Each filmmaker shared background details. Like the challenges of shooting in New York city traffic for the writer/director of “Airport Run,” Eliana Ujueta, whose short film was about limousine drivers who rob the homes of passengers they’ve driven to the airport, and which showcases the charming Hall.
The actress/writer/producer who created “Tree Game,” which I also viewed, said she had produced the film to showcase her acting skills, kind of like a movie resume. Her film involves a brother and sister reuniting after a terrible tragedy that he took the blame for and highlights a game the siblings used to play prior to their falling out.
Also in the discussion was Jordan Heron, talking about his film “GPS,” about a man attending the funeral of his mom, whose voice comes through the GPS in his car. It was a funny dark-humored film and I enjoyed hearing Heron talk about his own mother — who he said in real life has never told him she loved him…that he could remember — and the comic relief in creating a film in which the voice of his dead mother says “I love you,” through the GPS.
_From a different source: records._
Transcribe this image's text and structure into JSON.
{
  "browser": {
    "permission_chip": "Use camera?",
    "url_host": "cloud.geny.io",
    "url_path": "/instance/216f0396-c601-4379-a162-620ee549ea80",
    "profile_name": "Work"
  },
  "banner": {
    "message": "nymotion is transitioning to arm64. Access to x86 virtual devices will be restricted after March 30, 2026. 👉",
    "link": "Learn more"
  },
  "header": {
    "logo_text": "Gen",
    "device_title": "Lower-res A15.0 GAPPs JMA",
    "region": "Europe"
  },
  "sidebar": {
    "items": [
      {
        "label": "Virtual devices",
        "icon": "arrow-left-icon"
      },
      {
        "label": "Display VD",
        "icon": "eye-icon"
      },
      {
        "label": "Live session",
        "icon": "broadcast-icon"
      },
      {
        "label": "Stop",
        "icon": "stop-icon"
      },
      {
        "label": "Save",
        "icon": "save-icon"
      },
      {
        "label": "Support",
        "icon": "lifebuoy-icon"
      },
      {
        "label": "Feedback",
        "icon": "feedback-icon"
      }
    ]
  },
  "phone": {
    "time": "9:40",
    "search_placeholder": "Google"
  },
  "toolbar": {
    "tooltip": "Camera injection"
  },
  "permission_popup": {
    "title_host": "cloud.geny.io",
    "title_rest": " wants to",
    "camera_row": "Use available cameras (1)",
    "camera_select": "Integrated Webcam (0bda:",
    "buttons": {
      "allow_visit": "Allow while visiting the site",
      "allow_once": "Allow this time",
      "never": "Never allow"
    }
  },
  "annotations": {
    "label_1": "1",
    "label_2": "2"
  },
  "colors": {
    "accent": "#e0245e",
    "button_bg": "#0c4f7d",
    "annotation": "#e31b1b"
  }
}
Other short films I saw in the block included:
“Raw,” a short film about a female soldier and the PTSD which nearly destroys her life when she returns home. This film was so well done with battle scenes and all, and the soldier’s struggle so real, that it brought tears to my eyes.
“Lemons,” a weird and little bit scary film about a missionary who knocks on the door of a woman who is strangely connected to his past. There are murders involved and somehow, lemons, but the whole film was weirdly fascinating.
“La Ricetta della Mama,” or “Mama’s Recipe,” from Italy with subtitles, another dark comedy based on a short story by a prominent Italian author, about a hitman who kidnaps a man so he can use the man’s apartment to kill a snitch, but whose success rate is challenged by an unexpected dish sent by the man’s mother.
Today at the film festival, there lots more to see and do. Closing night festivities will culminate with a tribute to Samuel Fuller, a legendary director and writer and a red-carpet gala, all open to the public.
There will also be a blood drive in honor of film festival founder Bill Cowell’s daughter, Alyssa Justine Cowell, who died unexpectedly one year ago, just prior to the start of the first Niagara Falls International Film Festival. Those who give blood at the Regal Niagara Falls, will receive a free ticket to a film festival movie showing. Proceeds of the evening will go to the Alyssa Justine Cowell Youth Foundation.
Festivities begin with a 2 p.m. screening of the animated, family-friendly “Sgt. Stubby: An American Hero,” about a dog who was the official mascot of the 102nd Infantry in World War I.
At 4:45 p.m., there will be a showing of Samuel Fuller’s “The Big Red One,” as part of the celebration of Fuller’s work, with special guests Christa and Samantha Fuller, Michael Schlesinger, Perry Lang, Kelly Ward, Bobby DiCicco, and Robert Carradine.
At 7:30 p.m., the closing night red carpet gala and awards presentation will culminate with the “Icon of the Industry” award, a posthumous tribute to Fuller and family, followed by a Samuel Fuller highlight video, filmmaker awards and presentation of the “Humanitarian Award” to recent Congressional Medal of Honor recipient and WNY hero, David Bellavia, for his actions in the battle of Fallujah.
At 9 p.m. there will be a gala closing night party at the Comfort Suites adjacent to the Regal Niagara Falls cinema and Home Depot plaza.
There are tickets available to all of the above events. So, I’m going to suggest that those who enjoy watching movies might consider spending some time with those who make them.